On, Archives! A Conference on Media, Theater, and History was a fitting tribute to the Wisconsin Center. Featuring a special symposium on broadcasting in the 1930s and a variety of other offerings on all manner of topics, the four-day conference saw a diverse group of scholars from North America, Europe, and the United Kingdom engage in a series of panels that drew many useful connections across eras, nations, and media forms. The presentations and discussions consistently reinforced this need to examine issues and events in terms of broader contexts, whether it be the historical longue durée or the transnational development of mass media systems. It also emphasized the central role of archival research in these endeavors.
The 1930s were a particularly critical decade in radio’s development as a mass medium and this era was addressed from a number of perspectives. Len Kuffert examined the development of taste communities in relation to Canadian radio during this period. Hans-Ulrich Wagner looked at the relationship between the prevailing regional identities and the emergent national culture in German radio of the 1930s. Anne F. MacLennan presented some of the early findings of her Remembering Radio project, which seeks to preserve and analyze the recollections of those Canadians who participated in this early period when individuals were still ‘learning how to listen’. Sian Nicholas also presented her findings pertaining to 1930s radio columns in Britain. Her analysis elucidated the relationship between print and broadcast media forms during this period, highlighting the role of newspaper writers in the production of meanings around the BBC. Nicholas astutely reminded those in attendance that the the BBC had served a discursive “function” for various social actors during this period, and that these early formulations established the basis for the way in which the BBC would be perceived in the decades to come. Jason Loviglio’s paper analyzed the aesthetic and thematic similarities between 1930s radio soaps and contemporary NPR hit “This American Life” to interrogate the meaning of the medium’s representations of domesticity in different eras. His presentation provided a timely reminder that contemporary radio is deserving of increased attention from media scholars.
There were many fine presentations of archival research, but there were also presentations that examined the role of the archive and the researcher in contemporary life. Tim Wall and Paul Long of Birmingham City University called for academics to consider how they might operate as public service intellectuals. They asserted that, beyond the more conventional practices of conducting archival research and examining the institutions behind them, academics might have an important role to play in preservation and cultural memory projects. Long’s presentation detailed his attempts to secure the resources needed to clean and catalogue the collection of deceased BBC producer Philip Donnellan. This provided a tangible example of the way in which such efforts of advocacy and facilitation might help to turn buried collections into accessible archives.
On, Archives! featured a number of excellent keynote addresses. Tino Balio initiated the proceedings with a history of the early years of the Wisconsin Center for Film and Theater Research. Kate Lacey concluded the first day with an excellent address that used her research in 1930s radio in Britain to urge those in attendance to look beyond the gendered active/passive dichotomy that pervades so much thinking about media engagement. Her talk set the tone for a number of addresses that would deploy archival findings as a mechanism through which to interrogate dominant discursive constructs. On Wednesday, Matthew Bernstein talked about his own experiences as a film researcher in the Wisconsin archives, while noted film theorist and historian Marc Vernet gave the final keynote on Thursday in which he addressed the relationship between film theory and film history at the present juncture.
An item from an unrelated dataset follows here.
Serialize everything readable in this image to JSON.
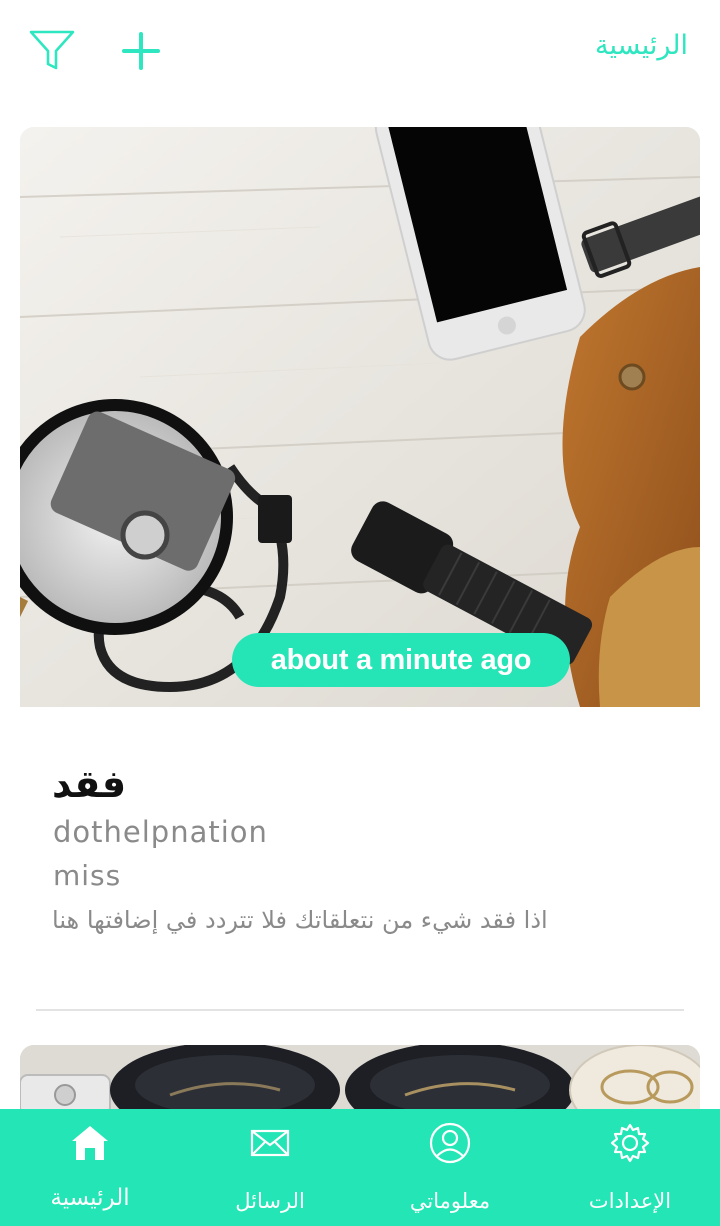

Obviously, On, Archives! featured far more than I can cover in this very limited report. The conference has to be considered a tremendous success on all fronts. It boasted excellent presentations, invigorating discussions, and thought-provoking keynotes. It even featured an active Twitter backchannel via the #OnArchives hashtag. More than this, it generated a sense of excitement about archival work and its role in contemporary scholarship and public life. While the event may be over, it seems that it has inspired many conversations that are only just beginning.